To get a broader understanding of who the irish rail customers are and how the user the service, we sent sent our a survey. The survey finding showed that the top issues with website were with the user interface of the website, the lack of flexibility with the booking process and the inability to quickly train information.
We also learned that some of the major issues with the website were also the top tasks that customers used the website for. Check train times, buying rail tickets and seat availability were the major features that customers used online.
Interviews and observations were done with 6 participants in total. From our initial survey research we learned that there was about a 50/50 split in leisure travellers and commuters so we decided we’d talk to both as part of research.
One of the best ways to understand people’s experiences is to see them for ourselves [^Kuniavsky, 2012]. Direct observation was carried out in a controlled environment on interview participants so that we could fully understand the issues that the users were having and to see how they carried out a specific task.
We used card sorted to help understand the top tasks carried by our commuter participants. Since some of us on the team we're commuters ourselves, we knew that they was going to be only handful of features that a commuter needs from the website. So we asked them to sort the tasks as cards from top to bottom going from most important to least important to their needs
Phase 2: Defining our users & gathering requirements
Through user research I defined the user archetype that helped to guide in making product features, navigations and design decisions. Here is the persona that was created for this project.
3. Ideation + Prototyping
We had about one week to conceptualise and test the first iteration of prototype. Our first port of call was to work out the all the features that are required so that the user can carry out tasks using the website.
We utilised Jobs to be do from Intercom to help use figure out what some of these task might look like.
From here we mapped out how the user journey might look like by co-designing the user flow by way of white boarding.
Once we had a general idea of the user journey we began to work in paper for our first iteration so it meant that we could quickly try now ideas and not become attached to them if they didn’t work.
For specific user interface challenges we used crazy eights from the Sprint book to quickly conceptualise many different solutions to one piece of user interface.
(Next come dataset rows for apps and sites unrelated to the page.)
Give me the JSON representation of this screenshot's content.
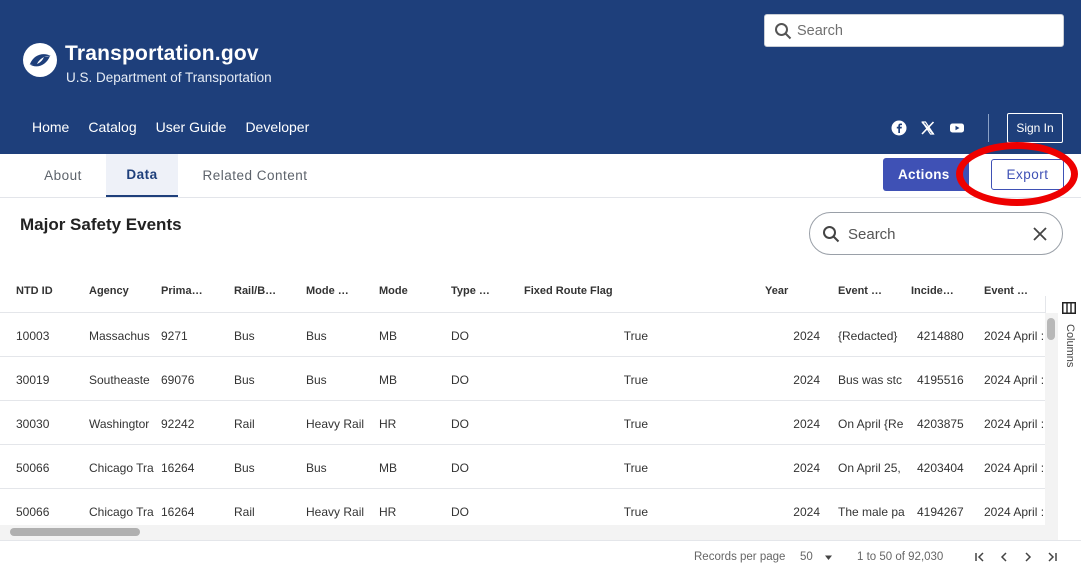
{
  "header": {
    "brand_title": "Transportation.gov",
    "brand_subtitle": "U.S. Department of Transportation",
    "search_placeholder": "Search",
    "nav": [
      "Home",
      "Catalog",
      "User Guide",
      "Developer"
    ],
    "social_icons": [
      "facebook-icon",
      "x-icon",
      "youtube-icon"
    ],
    "sign_in": "Sign In"
  },
  "tabs": [
    "About",
    "Data",
    "Related Content"
  ],
  "active_tab": "Data",
  "toolbar": {
    "actions_label": "Actions",
    "export_label": "Export"
  },
  "page_title": "Major Safety Events",
  "grid_search_placeholder": "Search",
  "grid": {
    "columns": [
      "NTD ID",
      "Agency",
      "Prima…",
      "Rail/B…",
      "Mode …",
      "Mode",
      "Type …",
      "Fixed Route Flag",
      "Year",
      "Event …",
      "Incide…",
      "Event …",
      "I"
    ],
    "rows": [
      [
        "10003",
        "Massachus",
        "9271",
        "Bus",
        "Bus",
        "MB",
        "DO",
        "True",
        "2024",
        "{Redacted}",
        "4214880",
        "2024 April :"
      ],
      [
        "30019",
        "Southeaste",
        "69076",
        "Bus",
        "Bus",
        "MB",
        "DO",
        "True",
        "2024",
        "Bus was stc",
        "4195516",
        "2024 April :"
      ],
      [
        "30030",
        "Washingtor",
        "92242",
        "Rail",
        "Heavy Rail",
        "HR",
        "DO",
        "True",
        "2024",
        "On April {Re",
        "4203875",
        "2024 April :"
      ],
      [
        "50066",
        "Chicago Tra",
        "16264",
        "Bus",
        "Bus",
        "MB",
        "DO",
        "True",
        "2024",
        "On April 25,",
        "4203404",
        "2024 April :"
      ],
      [
        "50066",
        "Chicago Tra",
        "16264",
        "Rail",
        "Heavy Rail",
        "HR",
        "DO",
        "True",
        "2024",
        "The male pa",
        "4194267",
        "2024 April :"
      ]
    ],
    "side_panel_label": "Columns"
  },
  "pagination": {
    "records_per_page_label": "Records per page",
    "records_per_page_value": "50",
    "range": "1 to 50 of 92,030"
  },
  "colors": {
    "header_bg": "#1e3f7b",
    "actions_bg": "#3f51b5",
    "annotation_circle": "#ee0000"
  }
}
Next we used Axure to create a user flow and start bringing some interactivity so that we carry out our first user tests.
Phase 4: User Validation + Iteration
Through user testing on two iterations of the prototype the following issues emerged:
- Seat selection was found to be confusing
- Users didn’t get any error messages when issues occurred in the user interface and found labelling to be confusing.
- Users had trouble distinguishing between outbound and return journeys.
- User is unsure if seat location is selected
- User felt that that the system was too restrictive and didn’t allow them to change journey details during the purchase path
Our seat selection feature still caused pain to our users. First, the users we unsure as to what direction a seats were facing, secondly the were unsure as to what facilities we available close to that seat. To overcome this, we presented two different solutions help ease this problem.
User interface issues
It was evident from our first usability test that there was clear labelling issues especially around the main call to action on our ‘live times’ ‘times only and ‘add ticket’. We resolved these issues in iteration two however, we then experienced the issue of the user clicking the wrong call to action for purchasing a ticket. In iteration 3, we resolved this by keeping the secondary CTAs inline with the form give to more visual prominence to the ‘check times & prices’ button.
Distinguishing journey details
Another thing that emerged from testing was that the users were not sure of which column of results for the outward journey and which for the return journey. In addition, they were confused when the user saw open return the did not know to click it or when they had clicked it it they were unsure of what to do next.
We resolved this in the second iteration by introduction a journey details area on the right hand side that would populate as the user makes their outward and return journey selection.
Final Prototype can be viewed here
Phase 5 Visual Prototype